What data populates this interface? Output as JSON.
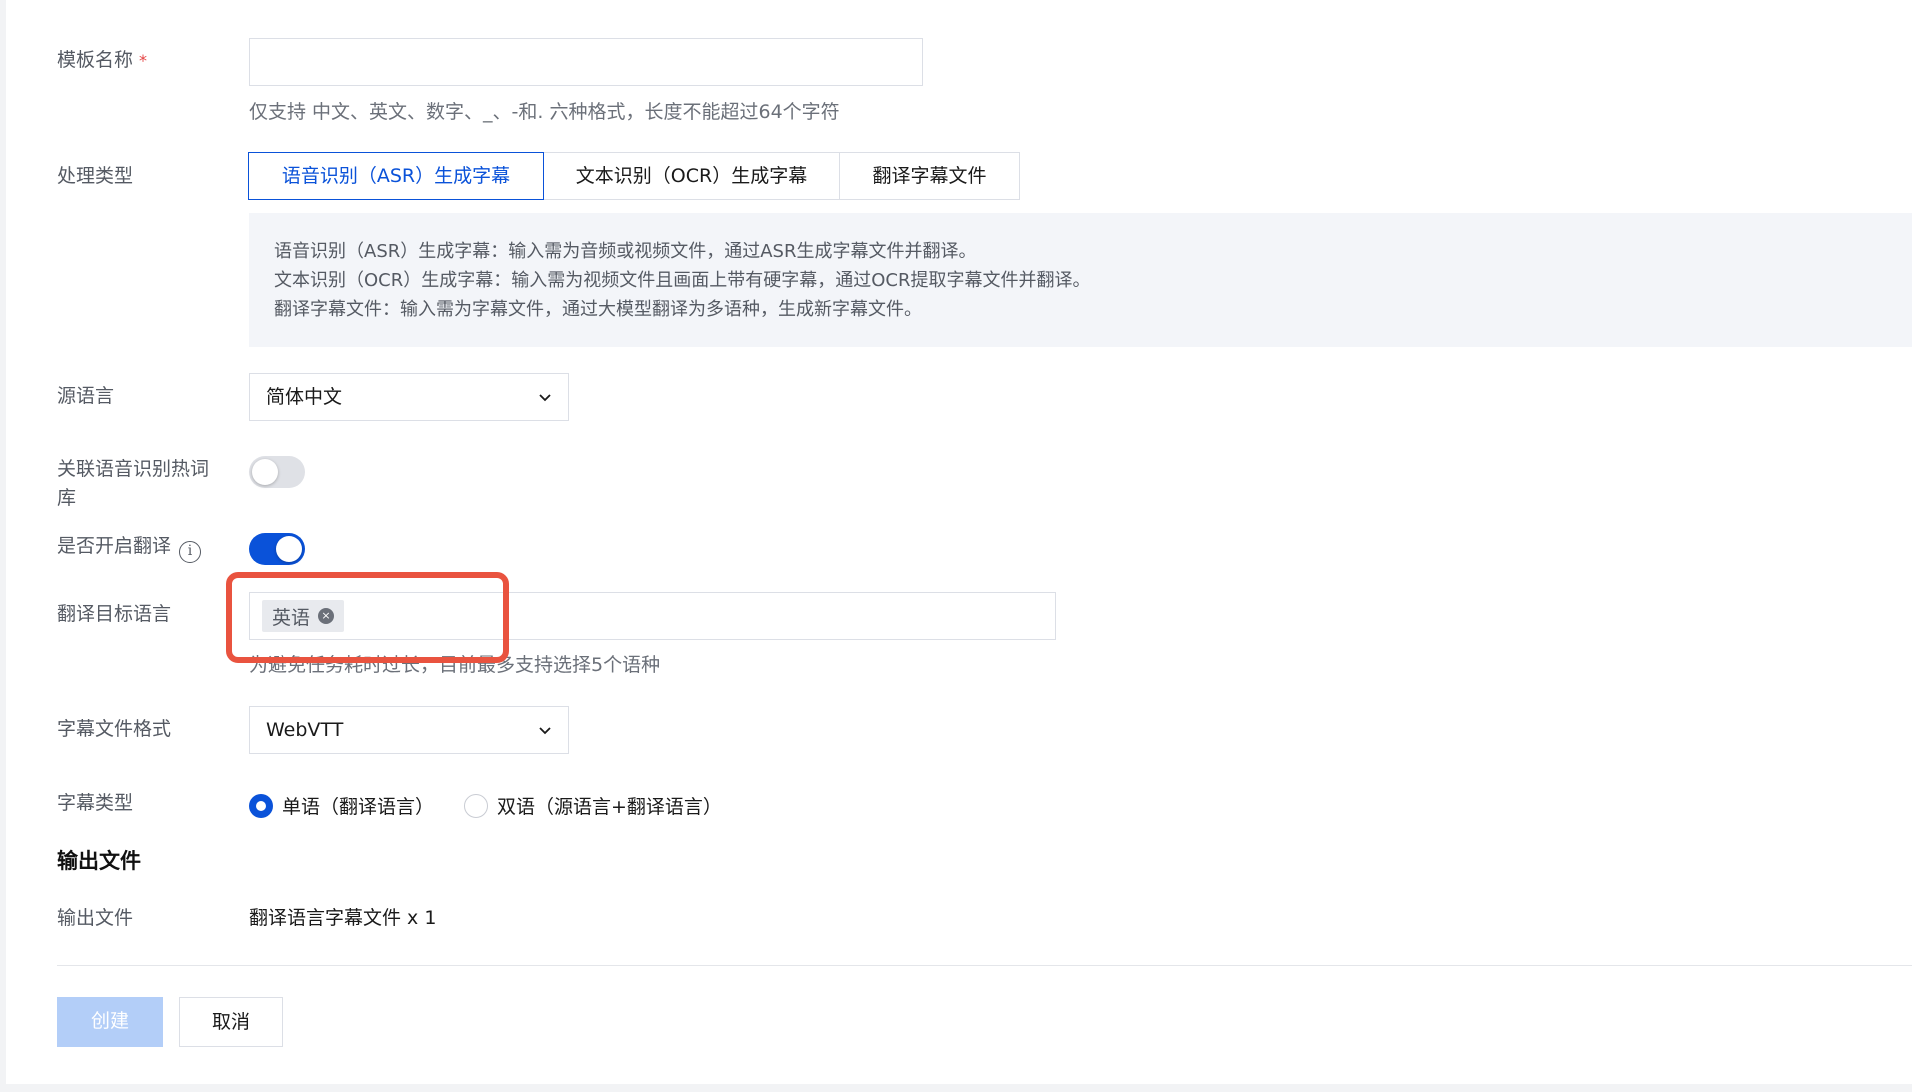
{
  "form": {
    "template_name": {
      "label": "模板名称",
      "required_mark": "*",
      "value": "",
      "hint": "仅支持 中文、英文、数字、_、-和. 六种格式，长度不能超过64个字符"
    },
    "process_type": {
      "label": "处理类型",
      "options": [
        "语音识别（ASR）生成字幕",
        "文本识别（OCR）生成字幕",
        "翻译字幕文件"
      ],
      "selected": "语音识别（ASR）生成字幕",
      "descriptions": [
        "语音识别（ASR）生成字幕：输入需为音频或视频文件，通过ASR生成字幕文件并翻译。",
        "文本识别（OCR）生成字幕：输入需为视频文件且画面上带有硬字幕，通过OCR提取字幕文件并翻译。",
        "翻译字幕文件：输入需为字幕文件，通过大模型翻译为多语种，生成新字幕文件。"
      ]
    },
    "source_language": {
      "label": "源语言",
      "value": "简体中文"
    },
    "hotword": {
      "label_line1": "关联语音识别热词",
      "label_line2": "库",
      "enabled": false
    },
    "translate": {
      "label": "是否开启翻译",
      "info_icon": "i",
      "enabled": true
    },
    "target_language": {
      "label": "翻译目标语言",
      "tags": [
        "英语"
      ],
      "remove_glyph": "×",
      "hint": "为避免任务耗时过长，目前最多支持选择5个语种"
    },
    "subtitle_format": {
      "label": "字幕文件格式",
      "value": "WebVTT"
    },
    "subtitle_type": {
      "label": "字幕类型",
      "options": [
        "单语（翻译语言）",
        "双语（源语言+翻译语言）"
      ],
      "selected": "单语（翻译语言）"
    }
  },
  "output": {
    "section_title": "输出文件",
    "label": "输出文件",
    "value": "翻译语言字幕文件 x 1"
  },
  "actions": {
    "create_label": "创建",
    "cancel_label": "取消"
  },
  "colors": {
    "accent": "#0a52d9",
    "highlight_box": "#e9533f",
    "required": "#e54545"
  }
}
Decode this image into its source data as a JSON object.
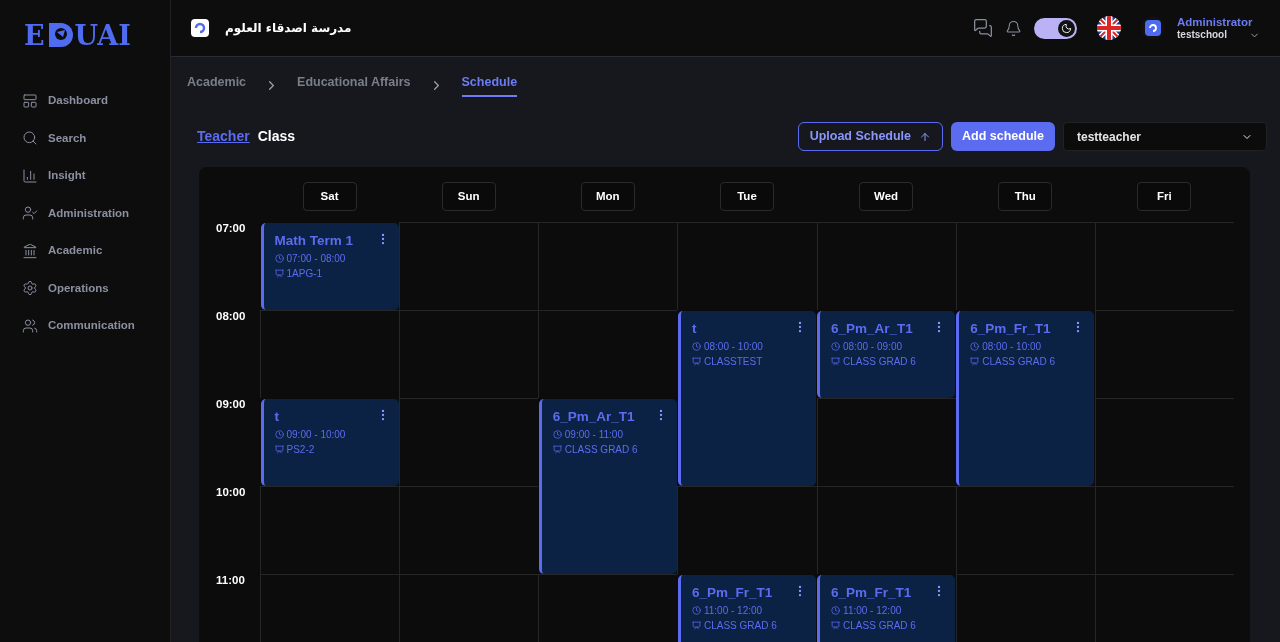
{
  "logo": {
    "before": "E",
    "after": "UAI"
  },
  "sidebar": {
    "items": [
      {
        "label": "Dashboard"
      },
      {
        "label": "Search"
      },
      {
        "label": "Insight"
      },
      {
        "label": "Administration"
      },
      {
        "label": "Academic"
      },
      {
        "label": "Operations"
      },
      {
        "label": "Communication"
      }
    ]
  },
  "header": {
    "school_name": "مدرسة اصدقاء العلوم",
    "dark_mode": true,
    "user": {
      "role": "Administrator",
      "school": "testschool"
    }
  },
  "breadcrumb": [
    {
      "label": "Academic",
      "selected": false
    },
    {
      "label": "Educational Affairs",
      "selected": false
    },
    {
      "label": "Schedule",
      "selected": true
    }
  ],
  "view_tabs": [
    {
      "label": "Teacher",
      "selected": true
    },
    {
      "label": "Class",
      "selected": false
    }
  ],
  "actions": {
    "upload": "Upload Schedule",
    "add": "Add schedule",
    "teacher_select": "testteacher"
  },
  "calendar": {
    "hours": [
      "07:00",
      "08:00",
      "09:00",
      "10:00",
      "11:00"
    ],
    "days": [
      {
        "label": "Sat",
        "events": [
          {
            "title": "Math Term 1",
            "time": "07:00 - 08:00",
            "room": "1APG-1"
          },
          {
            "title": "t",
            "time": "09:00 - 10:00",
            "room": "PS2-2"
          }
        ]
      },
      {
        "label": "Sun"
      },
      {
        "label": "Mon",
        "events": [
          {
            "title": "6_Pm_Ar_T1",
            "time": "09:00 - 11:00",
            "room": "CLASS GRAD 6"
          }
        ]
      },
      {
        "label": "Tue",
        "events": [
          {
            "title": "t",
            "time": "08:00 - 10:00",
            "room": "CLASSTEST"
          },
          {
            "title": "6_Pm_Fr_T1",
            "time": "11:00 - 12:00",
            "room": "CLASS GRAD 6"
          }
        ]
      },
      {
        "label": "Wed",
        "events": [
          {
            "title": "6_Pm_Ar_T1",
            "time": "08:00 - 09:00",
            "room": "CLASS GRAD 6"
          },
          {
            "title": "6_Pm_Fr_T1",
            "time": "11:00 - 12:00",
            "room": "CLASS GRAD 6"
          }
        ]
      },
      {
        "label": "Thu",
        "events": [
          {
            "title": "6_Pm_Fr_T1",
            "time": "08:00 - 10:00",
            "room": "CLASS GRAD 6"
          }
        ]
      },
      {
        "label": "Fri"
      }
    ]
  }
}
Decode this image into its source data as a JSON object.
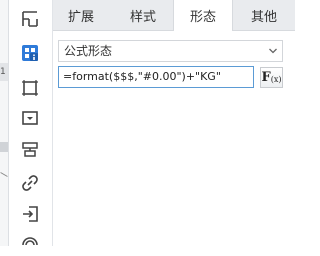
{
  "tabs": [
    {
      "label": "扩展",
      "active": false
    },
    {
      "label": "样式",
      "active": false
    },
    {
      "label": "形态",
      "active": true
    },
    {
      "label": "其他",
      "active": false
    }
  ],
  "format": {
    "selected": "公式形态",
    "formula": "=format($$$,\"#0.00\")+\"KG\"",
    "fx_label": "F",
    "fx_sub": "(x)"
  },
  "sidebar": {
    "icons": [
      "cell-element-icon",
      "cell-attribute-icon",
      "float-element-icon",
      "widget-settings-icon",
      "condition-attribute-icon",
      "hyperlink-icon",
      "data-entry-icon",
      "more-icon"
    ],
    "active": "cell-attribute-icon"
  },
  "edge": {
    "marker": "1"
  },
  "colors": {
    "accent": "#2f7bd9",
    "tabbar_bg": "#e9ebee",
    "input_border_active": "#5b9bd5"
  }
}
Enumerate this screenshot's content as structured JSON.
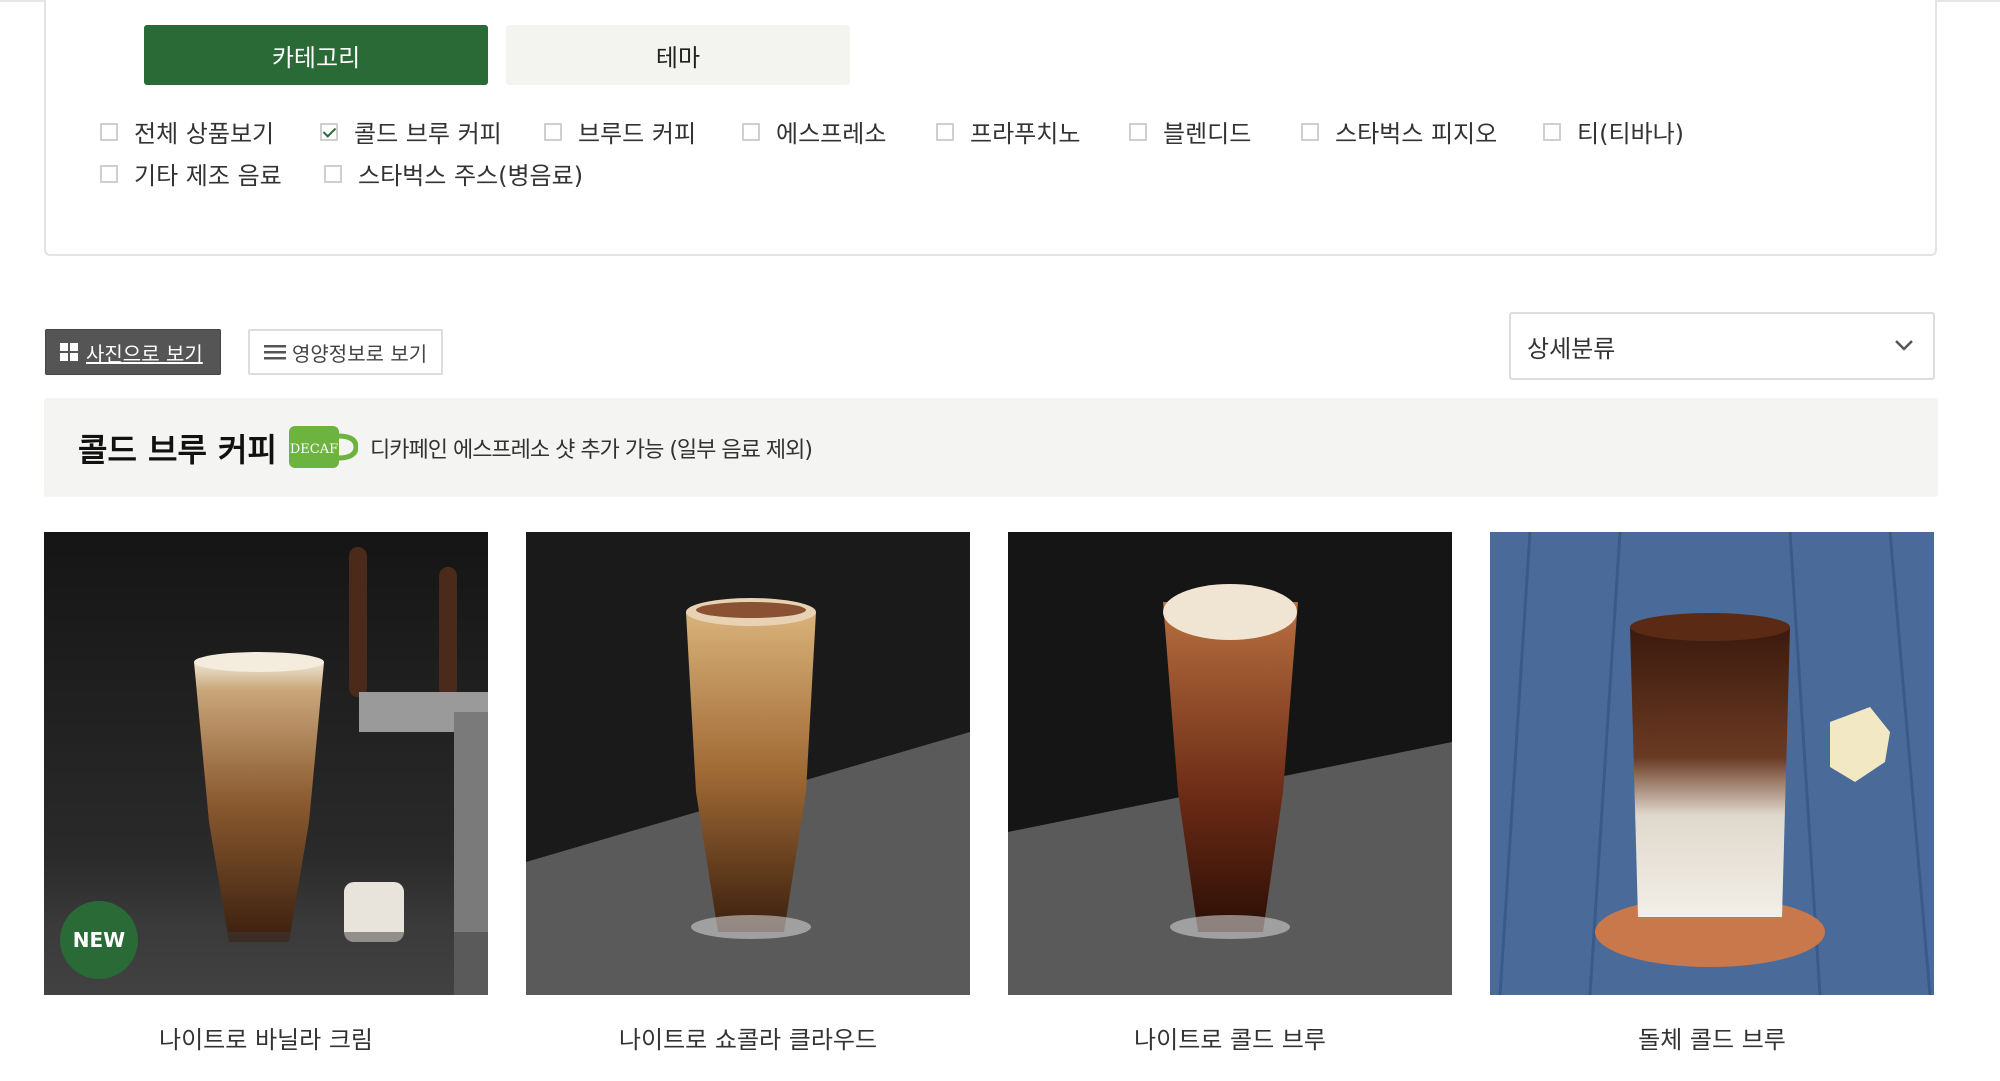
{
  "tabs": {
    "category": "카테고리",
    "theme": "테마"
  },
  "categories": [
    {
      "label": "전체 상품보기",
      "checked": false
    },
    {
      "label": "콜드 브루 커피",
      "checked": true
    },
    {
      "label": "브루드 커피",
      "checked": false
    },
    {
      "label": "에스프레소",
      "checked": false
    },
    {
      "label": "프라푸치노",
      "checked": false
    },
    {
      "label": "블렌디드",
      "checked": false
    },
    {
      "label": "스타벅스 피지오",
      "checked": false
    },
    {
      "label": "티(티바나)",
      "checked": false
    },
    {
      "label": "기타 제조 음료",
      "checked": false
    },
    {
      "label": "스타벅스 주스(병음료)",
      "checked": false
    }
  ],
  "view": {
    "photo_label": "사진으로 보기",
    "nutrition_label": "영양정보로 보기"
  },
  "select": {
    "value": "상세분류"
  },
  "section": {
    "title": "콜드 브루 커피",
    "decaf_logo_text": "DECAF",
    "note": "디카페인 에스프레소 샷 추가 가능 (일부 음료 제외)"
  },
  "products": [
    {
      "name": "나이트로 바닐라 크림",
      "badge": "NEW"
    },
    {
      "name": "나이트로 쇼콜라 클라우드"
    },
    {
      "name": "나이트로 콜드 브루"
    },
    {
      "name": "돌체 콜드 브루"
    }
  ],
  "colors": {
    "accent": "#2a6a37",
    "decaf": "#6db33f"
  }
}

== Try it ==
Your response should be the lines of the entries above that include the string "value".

== Exercise output ==
      "value": "",
      "value": "简体中文"
      "value": "WebVTT"
    "value": "翻译语言字幕文件 x 1"
    "value": "상세분류"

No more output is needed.